By the end of the decade, many technology companies had put Unix at the centre of their business plans. The result was a rash of Unix Systems from sequent, Hewlett Packard (HP UX) Sun (Solaris), IBM (AIX) and Microsoft (Henix) and others, all trying to outdo one another.
However, the consequence of this competition was a divergence away from the original Unix baseline. This in turn meant applications needed to be rewritten to run on each version of UNIX.
In 1988, the Institute of Electrical and Electronics Engineers (IEEE) attempted to fix this undesirable situation by publishing a common standard. Now known as POSIX, it documented a baseline structure for all the major competing Unix variants.
Yet competition between Unix distributors remained fierce. And unfortunately for end users, it would take another decade before standardization pressure resulted in meaningful application compatibility.

To be free

Richard Stallman was one of the original MIT hacker community and evangelical about free software. Unsurprisingly, he was particularly upset by the rapid commercialization of Unix. While colleagues left MIT to work on well-paid commercial projects he decided to fight back using software.
In 1938, Stallman started the GNU Project (GNU meaning GNU is Not Unix) with the aim of creating a Unix compatible system using only license-free software components. Central to this effort was the GNU General Public License (GNU GPL). However, it was a massive undertaking for one man, and Stallman only distributed the basis of a working system many years later.

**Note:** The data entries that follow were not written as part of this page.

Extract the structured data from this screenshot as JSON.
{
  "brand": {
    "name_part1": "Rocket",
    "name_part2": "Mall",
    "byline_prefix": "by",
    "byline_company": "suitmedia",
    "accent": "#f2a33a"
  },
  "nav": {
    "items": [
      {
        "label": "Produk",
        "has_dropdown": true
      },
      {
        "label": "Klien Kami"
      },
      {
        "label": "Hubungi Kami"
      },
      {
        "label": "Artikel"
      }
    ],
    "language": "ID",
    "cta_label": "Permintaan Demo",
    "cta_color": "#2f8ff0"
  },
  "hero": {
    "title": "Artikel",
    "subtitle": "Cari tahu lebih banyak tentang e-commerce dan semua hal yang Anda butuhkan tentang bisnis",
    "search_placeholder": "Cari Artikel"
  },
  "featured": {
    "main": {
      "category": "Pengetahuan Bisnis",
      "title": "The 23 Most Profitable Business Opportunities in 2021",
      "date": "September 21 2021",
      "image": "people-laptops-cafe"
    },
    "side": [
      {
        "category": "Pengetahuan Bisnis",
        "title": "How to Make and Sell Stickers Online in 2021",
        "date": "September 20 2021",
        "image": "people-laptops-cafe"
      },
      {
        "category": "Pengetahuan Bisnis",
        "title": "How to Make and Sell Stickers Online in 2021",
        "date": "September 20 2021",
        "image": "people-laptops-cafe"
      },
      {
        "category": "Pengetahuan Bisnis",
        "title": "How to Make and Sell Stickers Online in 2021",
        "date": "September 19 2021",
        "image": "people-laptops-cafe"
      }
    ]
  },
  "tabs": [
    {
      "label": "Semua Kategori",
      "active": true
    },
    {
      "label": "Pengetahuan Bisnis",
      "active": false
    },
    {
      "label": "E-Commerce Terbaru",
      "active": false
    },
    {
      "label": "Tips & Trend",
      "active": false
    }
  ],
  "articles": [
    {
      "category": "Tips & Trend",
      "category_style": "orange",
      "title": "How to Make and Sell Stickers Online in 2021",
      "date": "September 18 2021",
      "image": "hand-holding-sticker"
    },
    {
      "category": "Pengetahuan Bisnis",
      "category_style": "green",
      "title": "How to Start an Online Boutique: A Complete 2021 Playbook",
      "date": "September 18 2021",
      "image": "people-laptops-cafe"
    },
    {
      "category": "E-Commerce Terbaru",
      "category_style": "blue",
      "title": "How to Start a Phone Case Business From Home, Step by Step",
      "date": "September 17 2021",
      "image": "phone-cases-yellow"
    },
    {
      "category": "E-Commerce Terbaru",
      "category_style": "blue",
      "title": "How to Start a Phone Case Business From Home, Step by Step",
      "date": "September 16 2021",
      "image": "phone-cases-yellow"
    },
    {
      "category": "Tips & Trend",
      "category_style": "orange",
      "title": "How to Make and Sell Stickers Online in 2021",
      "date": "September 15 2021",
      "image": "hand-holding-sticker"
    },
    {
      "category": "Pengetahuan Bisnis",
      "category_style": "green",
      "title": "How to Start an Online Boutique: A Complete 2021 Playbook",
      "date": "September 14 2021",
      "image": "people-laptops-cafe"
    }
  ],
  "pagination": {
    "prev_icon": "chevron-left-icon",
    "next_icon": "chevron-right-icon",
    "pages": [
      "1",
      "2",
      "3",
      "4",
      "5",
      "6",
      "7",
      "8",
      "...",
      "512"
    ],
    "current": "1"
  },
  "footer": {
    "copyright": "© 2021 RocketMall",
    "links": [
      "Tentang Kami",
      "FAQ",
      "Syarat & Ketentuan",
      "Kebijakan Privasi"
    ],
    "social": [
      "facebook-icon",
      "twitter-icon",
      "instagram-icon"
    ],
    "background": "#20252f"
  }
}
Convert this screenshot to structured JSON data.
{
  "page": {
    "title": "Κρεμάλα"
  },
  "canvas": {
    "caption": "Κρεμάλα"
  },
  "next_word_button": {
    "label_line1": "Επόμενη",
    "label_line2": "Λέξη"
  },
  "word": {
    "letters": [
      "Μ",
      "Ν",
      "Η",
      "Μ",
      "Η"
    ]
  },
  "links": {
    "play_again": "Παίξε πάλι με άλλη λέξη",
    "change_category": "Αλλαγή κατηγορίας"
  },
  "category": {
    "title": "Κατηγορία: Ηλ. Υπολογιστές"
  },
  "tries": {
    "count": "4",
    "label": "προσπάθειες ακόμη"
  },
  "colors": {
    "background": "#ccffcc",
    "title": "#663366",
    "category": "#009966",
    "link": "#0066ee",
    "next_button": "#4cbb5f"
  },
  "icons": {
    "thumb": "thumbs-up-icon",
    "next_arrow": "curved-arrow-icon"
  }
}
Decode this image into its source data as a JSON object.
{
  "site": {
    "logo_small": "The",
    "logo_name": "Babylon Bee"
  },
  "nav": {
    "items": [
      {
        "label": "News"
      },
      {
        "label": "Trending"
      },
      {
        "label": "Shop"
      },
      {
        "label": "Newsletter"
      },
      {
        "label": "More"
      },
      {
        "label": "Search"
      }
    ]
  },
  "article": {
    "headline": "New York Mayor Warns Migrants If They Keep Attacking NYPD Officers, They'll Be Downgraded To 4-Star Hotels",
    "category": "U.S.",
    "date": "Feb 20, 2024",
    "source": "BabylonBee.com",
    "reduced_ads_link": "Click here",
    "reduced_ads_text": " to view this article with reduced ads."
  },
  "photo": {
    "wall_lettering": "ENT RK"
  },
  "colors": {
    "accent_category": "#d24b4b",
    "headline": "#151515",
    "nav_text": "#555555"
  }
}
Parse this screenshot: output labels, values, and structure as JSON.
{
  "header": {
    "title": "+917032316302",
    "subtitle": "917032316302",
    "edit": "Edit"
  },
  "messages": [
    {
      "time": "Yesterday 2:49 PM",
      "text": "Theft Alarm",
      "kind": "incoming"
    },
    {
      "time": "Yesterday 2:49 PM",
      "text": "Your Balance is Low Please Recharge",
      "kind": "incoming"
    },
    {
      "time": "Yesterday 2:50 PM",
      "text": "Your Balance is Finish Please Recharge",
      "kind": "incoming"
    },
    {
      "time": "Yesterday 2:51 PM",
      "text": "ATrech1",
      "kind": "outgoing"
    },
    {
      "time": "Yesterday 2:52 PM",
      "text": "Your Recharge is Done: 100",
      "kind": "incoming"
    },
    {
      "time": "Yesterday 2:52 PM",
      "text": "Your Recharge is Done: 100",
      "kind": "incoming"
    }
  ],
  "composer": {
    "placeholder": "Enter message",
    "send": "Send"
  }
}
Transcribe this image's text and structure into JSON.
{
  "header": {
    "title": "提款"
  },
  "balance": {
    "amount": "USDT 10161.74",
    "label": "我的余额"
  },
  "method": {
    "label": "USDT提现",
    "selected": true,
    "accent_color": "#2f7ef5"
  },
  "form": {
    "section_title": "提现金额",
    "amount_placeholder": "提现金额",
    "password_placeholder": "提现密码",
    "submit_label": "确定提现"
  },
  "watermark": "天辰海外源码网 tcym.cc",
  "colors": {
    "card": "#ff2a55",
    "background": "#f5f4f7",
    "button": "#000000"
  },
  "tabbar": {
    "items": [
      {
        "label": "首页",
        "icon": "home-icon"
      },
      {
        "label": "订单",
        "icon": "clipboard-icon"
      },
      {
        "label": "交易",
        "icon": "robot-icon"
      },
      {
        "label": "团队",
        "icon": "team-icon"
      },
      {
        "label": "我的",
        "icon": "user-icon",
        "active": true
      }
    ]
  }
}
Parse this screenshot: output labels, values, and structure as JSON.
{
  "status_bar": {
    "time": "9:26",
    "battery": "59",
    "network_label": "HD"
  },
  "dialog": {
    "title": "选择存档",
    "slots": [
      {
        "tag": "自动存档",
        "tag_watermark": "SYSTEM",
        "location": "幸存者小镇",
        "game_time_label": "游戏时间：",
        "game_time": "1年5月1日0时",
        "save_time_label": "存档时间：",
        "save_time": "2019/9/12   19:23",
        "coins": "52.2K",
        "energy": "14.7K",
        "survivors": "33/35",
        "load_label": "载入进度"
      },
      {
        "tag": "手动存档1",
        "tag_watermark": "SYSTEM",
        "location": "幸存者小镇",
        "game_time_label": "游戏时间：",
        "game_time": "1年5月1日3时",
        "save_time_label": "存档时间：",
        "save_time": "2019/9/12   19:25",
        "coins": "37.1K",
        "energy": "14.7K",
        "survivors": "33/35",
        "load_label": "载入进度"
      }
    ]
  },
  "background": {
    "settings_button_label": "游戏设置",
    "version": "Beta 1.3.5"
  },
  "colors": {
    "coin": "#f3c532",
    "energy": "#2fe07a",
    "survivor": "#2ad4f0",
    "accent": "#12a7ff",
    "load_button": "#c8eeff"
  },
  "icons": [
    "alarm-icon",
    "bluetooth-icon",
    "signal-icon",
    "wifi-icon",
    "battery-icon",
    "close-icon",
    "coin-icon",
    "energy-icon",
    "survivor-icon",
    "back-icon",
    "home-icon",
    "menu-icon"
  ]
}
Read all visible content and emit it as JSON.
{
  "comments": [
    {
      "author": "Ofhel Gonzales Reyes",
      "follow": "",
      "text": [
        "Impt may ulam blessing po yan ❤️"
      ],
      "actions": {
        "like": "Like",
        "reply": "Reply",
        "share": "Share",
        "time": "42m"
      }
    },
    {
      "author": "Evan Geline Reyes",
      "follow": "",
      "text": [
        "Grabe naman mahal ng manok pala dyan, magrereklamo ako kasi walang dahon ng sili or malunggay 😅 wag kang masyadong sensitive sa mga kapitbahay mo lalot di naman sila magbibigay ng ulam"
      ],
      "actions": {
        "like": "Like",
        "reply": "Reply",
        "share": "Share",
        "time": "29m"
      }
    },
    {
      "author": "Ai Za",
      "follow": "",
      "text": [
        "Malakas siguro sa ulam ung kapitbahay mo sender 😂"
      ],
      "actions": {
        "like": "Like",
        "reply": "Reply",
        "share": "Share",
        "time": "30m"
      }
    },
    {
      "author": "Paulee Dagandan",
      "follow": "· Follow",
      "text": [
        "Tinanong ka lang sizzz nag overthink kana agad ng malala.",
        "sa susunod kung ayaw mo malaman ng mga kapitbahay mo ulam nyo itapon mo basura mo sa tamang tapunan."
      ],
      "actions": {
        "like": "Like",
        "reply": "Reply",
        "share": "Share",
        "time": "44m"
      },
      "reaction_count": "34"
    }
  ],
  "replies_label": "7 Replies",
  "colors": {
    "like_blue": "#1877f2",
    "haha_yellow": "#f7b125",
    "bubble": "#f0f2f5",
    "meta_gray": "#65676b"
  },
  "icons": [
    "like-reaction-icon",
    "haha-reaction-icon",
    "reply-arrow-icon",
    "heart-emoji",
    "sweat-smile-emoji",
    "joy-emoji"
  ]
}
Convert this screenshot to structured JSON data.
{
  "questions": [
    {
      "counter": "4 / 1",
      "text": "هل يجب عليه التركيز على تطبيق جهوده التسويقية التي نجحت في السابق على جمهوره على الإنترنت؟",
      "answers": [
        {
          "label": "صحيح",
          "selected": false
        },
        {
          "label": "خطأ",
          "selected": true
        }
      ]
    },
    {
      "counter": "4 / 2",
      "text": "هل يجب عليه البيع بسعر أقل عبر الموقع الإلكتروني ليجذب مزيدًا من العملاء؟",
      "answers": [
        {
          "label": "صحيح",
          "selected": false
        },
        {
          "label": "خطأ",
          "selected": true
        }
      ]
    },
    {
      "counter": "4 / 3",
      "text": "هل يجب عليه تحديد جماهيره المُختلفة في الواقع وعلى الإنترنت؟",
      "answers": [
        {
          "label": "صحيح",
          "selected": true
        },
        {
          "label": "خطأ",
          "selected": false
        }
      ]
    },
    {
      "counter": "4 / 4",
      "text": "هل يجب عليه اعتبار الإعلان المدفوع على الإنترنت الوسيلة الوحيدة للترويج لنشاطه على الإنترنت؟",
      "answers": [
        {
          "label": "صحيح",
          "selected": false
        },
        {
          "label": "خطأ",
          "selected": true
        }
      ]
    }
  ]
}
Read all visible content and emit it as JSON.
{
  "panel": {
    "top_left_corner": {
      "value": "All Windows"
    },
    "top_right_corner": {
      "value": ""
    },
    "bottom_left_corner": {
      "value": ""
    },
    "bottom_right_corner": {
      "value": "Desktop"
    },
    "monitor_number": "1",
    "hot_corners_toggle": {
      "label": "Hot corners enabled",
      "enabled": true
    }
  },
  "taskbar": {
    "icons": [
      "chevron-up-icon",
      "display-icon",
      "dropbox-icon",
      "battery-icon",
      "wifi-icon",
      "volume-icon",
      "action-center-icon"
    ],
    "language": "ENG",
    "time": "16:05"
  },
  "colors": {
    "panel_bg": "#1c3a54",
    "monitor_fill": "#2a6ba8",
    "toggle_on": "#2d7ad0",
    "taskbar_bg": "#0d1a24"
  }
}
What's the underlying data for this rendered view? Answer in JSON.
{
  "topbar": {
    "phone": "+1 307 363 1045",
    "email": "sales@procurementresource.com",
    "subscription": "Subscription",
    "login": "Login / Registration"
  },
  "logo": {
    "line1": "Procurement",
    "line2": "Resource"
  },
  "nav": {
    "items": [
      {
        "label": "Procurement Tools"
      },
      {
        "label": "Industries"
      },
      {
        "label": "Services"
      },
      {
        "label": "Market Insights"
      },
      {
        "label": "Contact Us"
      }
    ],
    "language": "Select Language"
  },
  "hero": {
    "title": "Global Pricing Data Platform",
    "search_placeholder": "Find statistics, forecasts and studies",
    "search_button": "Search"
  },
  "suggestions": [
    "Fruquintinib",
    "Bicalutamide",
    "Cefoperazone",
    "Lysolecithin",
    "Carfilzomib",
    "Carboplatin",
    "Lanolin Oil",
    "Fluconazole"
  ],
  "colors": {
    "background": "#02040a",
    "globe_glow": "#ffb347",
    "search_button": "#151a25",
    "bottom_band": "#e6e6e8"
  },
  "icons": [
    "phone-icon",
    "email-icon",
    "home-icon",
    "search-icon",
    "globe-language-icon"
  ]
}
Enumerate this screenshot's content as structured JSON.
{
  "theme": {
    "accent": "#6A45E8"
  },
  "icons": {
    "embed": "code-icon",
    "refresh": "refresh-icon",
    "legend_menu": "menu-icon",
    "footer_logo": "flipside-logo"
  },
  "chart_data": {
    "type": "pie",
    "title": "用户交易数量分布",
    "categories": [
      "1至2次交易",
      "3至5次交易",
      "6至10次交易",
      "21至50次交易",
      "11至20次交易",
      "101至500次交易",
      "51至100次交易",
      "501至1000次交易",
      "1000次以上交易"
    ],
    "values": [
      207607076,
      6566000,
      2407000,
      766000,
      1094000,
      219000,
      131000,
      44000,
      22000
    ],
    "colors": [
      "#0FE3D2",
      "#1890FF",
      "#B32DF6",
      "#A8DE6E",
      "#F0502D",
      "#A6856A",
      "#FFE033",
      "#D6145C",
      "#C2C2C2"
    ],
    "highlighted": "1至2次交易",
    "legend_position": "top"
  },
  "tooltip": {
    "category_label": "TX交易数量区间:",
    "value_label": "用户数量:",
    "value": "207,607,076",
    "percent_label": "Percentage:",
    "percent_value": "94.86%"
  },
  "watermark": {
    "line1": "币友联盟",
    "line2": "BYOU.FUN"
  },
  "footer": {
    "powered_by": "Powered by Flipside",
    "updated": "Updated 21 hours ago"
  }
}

Meanwhile other software hackers were attracted to a Unix-like operating system called MINIX, written for educational purposes by Andre Tanenbaum. One particularly interested party was Finnish software programmer Linus Torvalds. Taking MINIX as his starting point, he developed a free to all operating system. In 1991, he unveiled Linux, the result of all his hard work and now regarded by many as the World’s most important open source operating system.
Everywhere
Today Unix-like operating systems are everywhere: in web servers in desktop PCs, in mobile phones and tablets, in road vehicles, in aircraft and in any number of industrial, environmental and household machines.